Record excerpts ::
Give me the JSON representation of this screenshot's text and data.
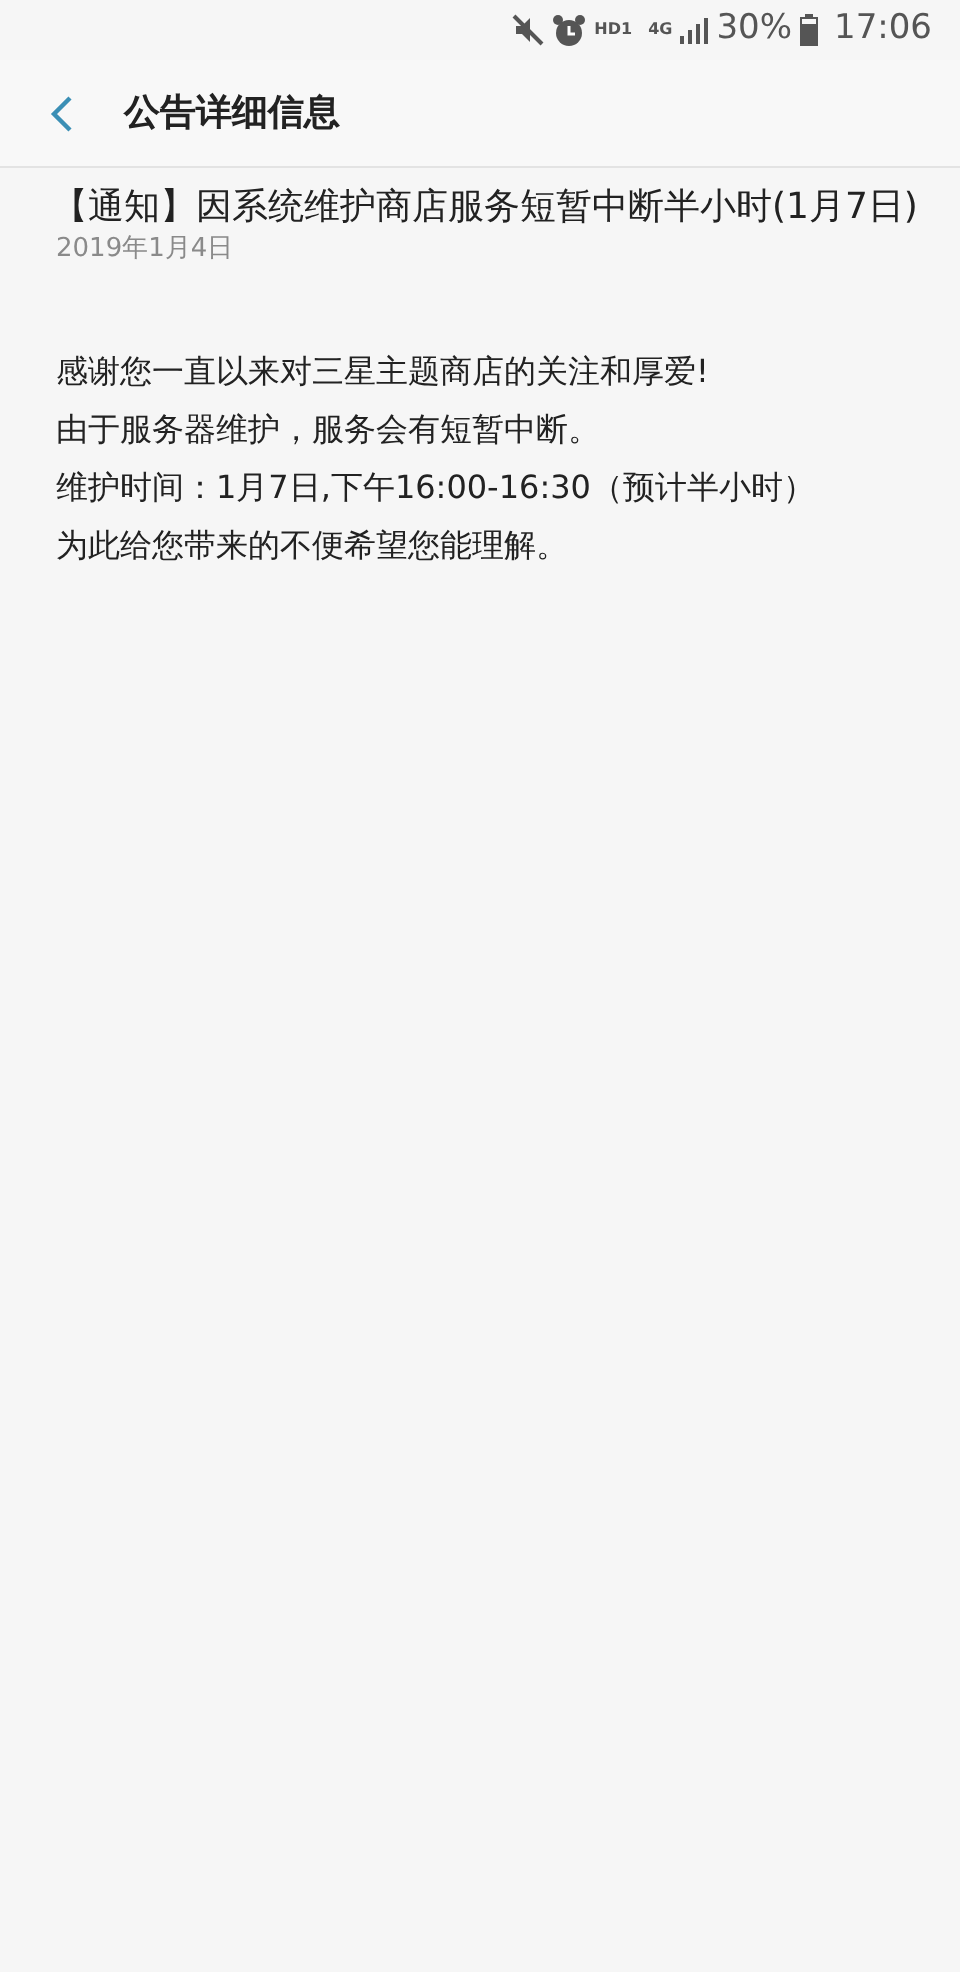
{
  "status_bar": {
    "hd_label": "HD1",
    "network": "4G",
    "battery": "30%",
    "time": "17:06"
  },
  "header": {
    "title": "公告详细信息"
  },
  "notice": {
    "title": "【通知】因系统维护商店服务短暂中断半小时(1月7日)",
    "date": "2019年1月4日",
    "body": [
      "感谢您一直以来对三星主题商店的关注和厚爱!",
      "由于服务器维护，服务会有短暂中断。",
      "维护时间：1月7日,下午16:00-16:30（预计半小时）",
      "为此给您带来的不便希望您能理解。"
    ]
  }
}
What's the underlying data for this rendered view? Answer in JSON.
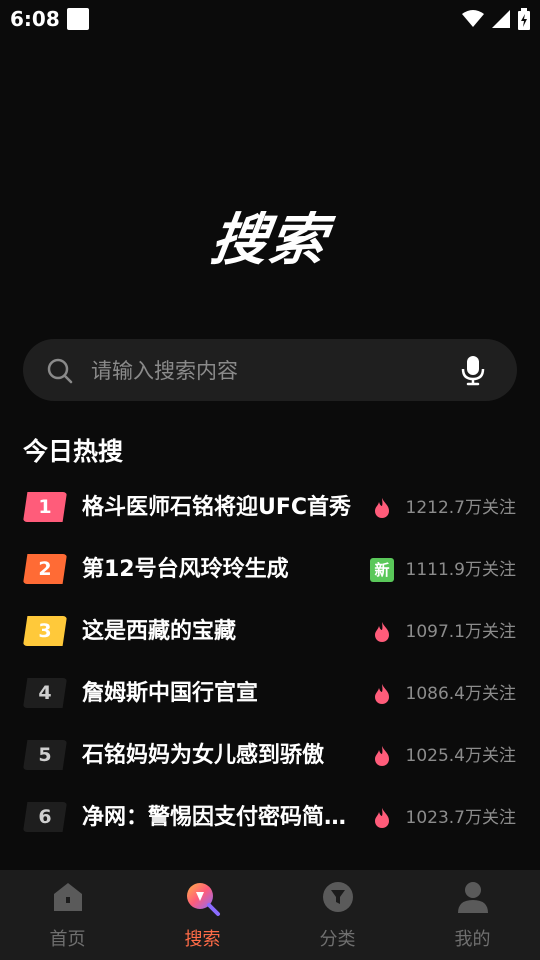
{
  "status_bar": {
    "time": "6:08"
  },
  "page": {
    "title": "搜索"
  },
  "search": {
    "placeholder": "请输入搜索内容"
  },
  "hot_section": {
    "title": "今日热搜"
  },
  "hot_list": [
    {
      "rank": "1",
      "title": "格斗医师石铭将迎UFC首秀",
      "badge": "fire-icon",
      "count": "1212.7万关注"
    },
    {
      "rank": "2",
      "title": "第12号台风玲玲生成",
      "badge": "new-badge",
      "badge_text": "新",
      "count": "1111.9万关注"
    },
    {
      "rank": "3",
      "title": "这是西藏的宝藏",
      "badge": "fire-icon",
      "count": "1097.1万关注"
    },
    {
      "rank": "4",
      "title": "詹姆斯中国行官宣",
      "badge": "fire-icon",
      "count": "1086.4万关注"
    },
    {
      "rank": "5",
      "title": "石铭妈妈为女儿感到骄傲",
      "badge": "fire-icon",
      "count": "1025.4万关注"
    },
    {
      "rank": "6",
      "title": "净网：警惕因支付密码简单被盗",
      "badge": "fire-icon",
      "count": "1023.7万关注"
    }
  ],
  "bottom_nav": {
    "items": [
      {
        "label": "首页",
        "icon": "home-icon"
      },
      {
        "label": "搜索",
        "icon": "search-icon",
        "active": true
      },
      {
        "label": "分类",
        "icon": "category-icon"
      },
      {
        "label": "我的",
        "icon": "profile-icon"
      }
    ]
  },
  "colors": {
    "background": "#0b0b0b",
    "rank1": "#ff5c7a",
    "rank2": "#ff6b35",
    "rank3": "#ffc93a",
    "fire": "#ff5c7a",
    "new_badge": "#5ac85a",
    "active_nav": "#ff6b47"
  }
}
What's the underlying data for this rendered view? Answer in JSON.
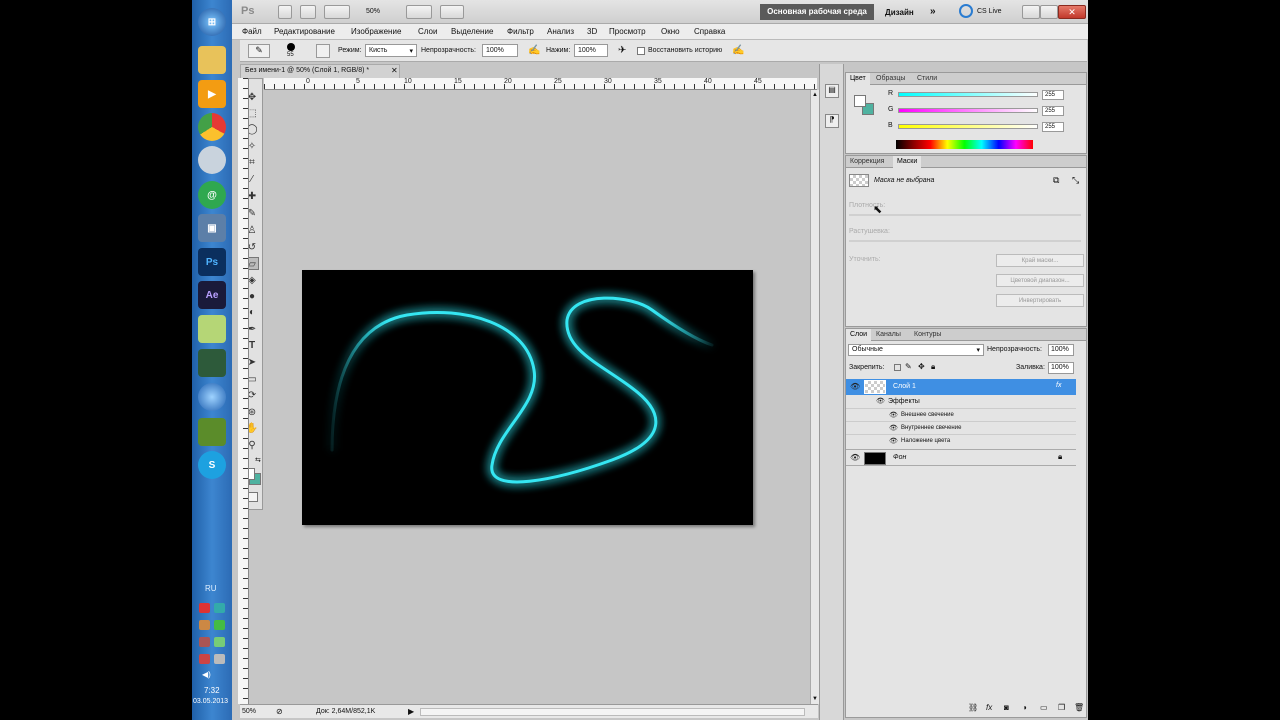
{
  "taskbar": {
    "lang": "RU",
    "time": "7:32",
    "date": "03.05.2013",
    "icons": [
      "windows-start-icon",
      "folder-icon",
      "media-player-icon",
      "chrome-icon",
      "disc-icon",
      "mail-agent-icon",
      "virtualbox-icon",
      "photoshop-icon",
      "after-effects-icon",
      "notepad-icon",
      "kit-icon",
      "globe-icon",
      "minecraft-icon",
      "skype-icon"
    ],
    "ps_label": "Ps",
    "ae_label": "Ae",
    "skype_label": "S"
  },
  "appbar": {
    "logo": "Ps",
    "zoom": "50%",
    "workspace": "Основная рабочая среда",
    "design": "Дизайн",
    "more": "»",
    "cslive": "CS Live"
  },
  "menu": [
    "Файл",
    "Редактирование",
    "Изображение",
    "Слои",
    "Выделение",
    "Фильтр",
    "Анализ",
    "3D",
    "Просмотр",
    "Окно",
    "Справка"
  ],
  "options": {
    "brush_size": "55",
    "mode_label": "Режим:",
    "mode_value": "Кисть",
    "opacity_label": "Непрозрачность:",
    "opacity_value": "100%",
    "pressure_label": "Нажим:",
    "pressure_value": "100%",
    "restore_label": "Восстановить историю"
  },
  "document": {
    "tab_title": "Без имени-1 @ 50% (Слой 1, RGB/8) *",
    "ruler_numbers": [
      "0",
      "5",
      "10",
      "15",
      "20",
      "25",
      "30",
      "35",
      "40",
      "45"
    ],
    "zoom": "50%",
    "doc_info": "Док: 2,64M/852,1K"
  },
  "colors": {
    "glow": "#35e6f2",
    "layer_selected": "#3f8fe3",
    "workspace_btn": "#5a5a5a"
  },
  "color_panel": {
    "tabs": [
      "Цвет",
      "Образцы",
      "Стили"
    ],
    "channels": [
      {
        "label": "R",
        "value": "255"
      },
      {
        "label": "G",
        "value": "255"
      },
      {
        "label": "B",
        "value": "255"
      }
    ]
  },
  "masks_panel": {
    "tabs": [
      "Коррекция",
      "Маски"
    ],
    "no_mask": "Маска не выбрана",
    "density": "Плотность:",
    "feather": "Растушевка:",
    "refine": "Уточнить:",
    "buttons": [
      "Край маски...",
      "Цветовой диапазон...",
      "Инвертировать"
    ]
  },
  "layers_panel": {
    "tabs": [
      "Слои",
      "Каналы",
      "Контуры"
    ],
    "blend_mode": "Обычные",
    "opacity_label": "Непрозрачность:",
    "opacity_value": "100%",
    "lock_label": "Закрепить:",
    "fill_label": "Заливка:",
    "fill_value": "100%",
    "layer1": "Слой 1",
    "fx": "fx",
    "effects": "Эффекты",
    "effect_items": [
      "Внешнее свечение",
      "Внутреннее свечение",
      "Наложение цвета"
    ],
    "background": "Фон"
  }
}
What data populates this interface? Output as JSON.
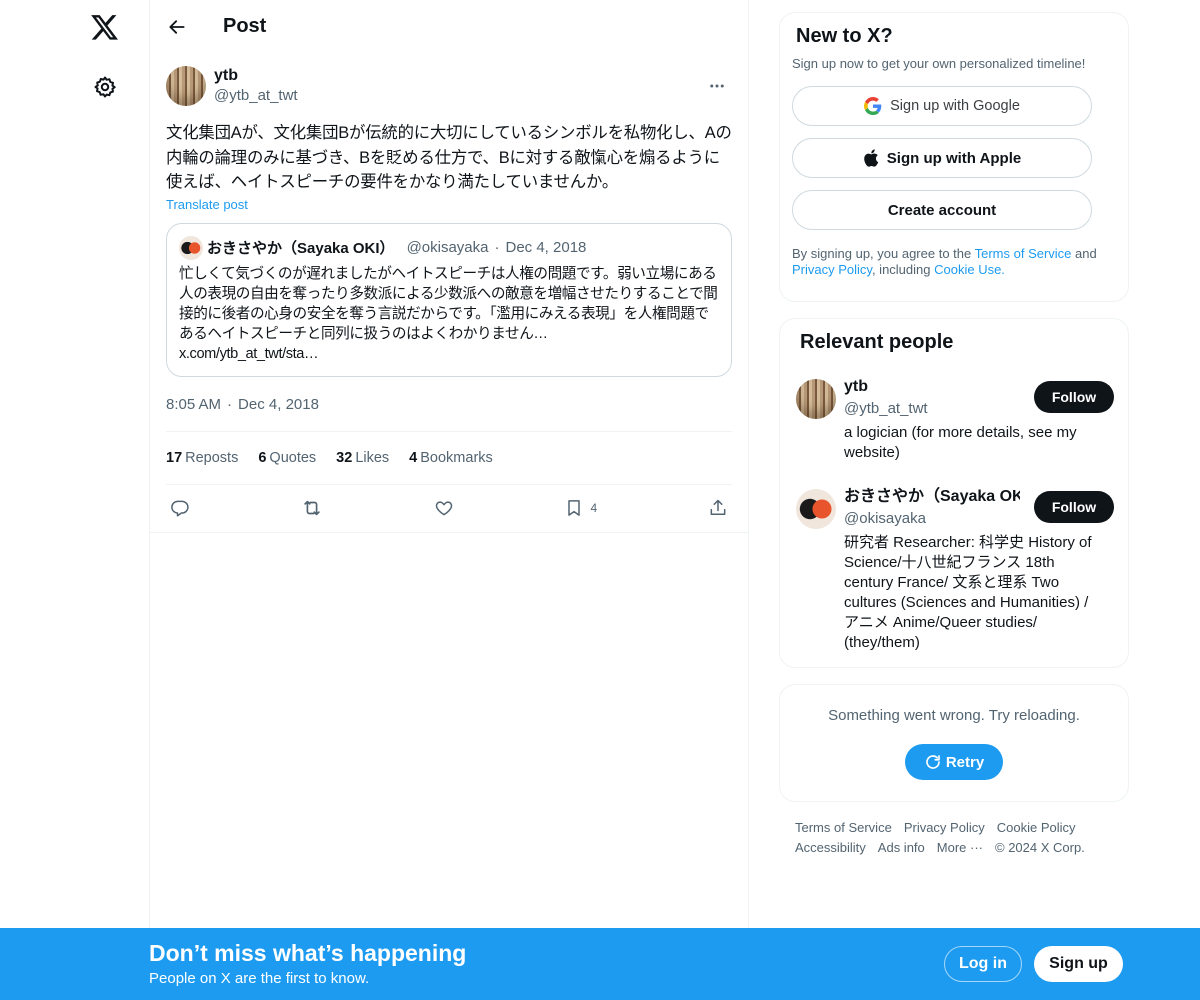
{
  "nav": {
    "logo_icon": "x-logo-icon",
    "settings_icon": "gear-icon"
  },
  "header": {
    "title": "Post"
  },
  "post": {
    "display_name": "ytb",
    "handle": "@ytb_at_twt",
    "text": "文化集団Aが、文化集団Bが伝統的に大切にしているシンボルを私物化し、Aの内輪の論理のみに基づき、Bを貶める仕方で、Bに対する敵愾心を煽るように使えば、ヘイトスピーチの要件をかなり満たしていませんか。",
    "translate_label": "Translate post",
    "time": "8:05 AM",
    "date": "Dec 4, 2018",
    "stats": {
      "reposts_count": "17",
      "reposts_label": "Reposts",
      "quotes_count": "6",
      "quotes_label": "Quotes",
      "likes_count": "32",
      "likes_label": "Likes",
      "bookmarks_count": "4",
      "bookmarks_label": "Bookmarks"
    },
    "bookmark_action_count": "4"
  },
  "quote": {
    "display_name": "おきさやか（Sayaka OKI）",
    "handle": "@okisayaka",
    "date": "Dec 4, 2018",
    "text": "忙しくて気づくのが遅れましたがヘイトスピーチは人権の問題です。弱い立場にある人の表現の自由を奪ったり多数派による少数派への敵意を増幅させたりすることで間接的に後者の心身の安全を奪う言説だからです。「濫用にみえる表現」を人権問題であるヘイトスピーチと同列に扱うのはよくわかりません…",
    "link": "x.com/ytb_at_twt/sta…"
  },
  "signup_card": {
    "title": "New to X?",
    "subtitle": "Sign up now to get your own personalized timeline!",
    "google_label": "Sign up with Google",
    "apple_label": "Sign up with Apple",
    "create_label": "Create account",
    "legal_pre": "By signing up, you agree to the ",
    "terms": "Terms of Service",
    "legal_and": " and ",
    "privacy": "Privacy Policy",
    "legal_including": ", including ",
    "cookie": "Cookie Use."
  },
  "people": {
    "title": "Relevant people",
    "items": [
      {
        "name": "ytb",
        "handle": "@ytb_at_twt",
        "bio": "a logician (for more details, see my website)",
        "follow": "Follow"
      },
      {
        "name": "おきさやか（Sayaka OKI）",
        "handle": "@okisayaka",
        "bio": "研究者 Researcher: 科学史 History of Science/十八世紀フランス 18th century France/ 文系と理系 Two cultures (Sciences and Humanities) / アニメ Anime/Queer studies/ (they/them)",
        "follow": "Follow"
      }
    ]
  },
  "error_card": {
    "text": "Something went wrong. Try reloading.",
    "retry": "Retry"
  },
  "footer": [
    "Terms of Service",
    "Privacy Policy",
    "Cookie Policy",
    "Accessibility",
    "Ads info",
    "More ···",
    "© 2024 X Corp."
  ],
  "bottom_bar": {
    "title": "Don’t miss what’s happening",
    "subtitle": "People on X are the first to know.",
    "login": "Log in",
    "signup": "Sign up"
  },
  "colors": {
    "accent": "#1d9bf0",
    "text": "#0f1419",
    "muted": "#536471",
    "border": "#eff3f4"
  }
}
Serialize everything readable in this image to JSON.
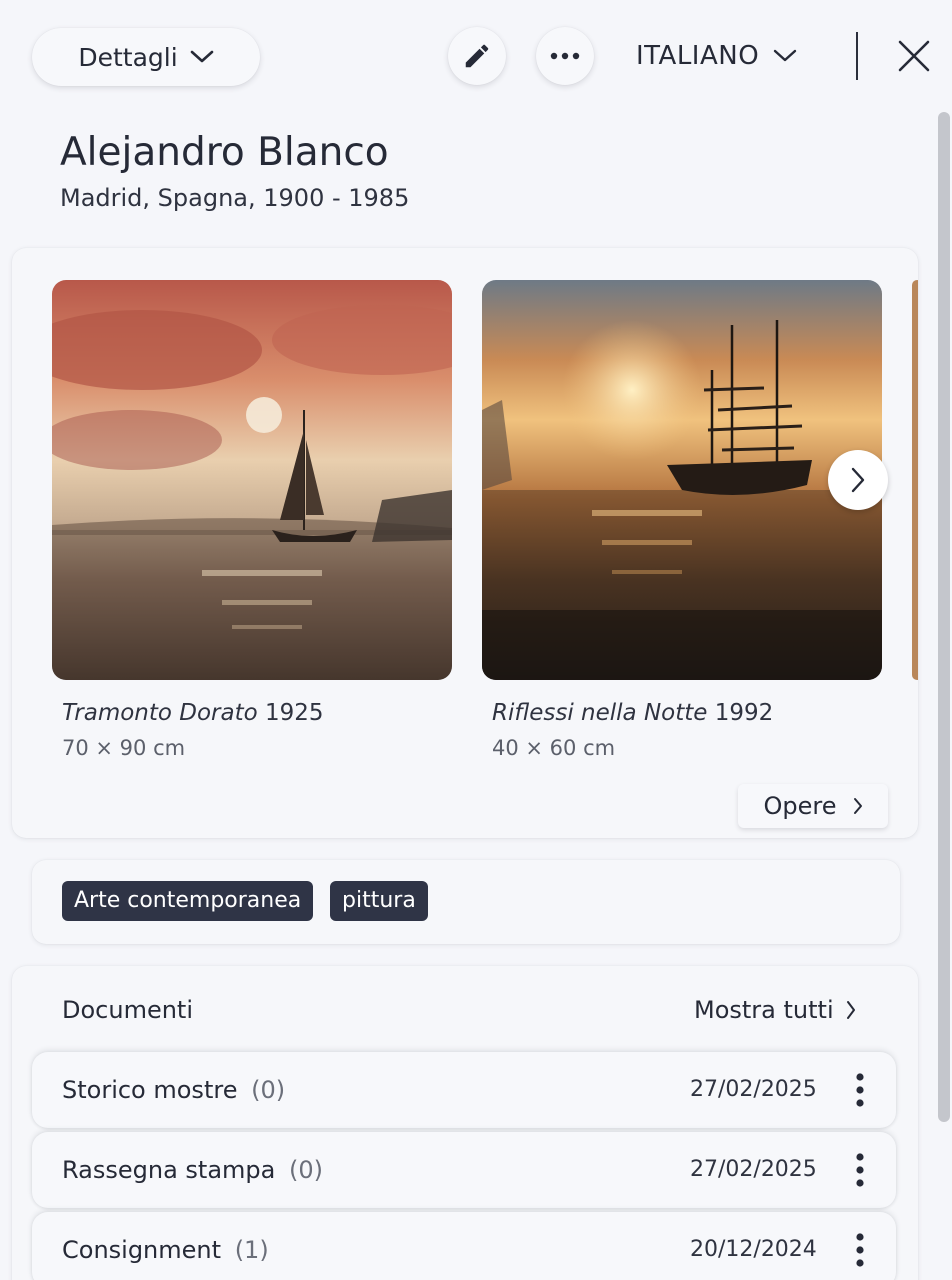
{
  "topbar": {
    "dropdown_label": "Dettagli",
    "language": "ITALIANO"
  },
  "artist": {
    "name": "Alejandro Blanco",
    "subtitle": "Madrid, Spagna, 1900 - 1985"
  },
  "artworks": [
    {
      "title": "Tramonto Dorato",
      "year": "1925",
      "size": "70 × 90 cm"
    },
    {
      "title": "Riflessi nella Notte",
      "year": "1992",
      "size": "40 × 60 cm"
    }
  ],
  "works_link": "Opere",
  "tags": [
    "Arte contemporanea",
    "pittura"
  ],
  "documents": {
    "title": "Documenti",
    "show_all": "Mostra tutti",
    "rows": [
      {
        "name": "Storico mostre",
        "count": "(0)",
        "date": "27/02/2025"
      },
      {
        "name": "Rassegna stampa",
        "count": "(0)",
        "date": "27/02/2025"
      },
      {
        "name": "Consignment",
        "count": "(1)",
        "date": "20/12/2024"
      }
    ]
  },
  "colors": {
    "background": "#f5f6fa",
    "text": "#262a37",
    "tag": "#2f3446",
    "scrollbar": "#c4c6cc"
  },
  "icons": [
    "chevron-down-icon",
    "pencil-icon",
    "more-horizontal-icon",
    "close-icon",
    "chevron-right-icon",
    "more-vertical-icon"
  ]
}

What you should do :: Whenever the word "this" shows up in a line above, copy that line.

Problem solution ::
Give me the JSON representation of this screenshot's text and data.
What's the underlying data for this rendered view? Answer in JSON.
What's the underlying data for this rendered view? Answer in JSON.
What data populates this interface? Output as JSON.
Serialize everything readable in this image to JSON.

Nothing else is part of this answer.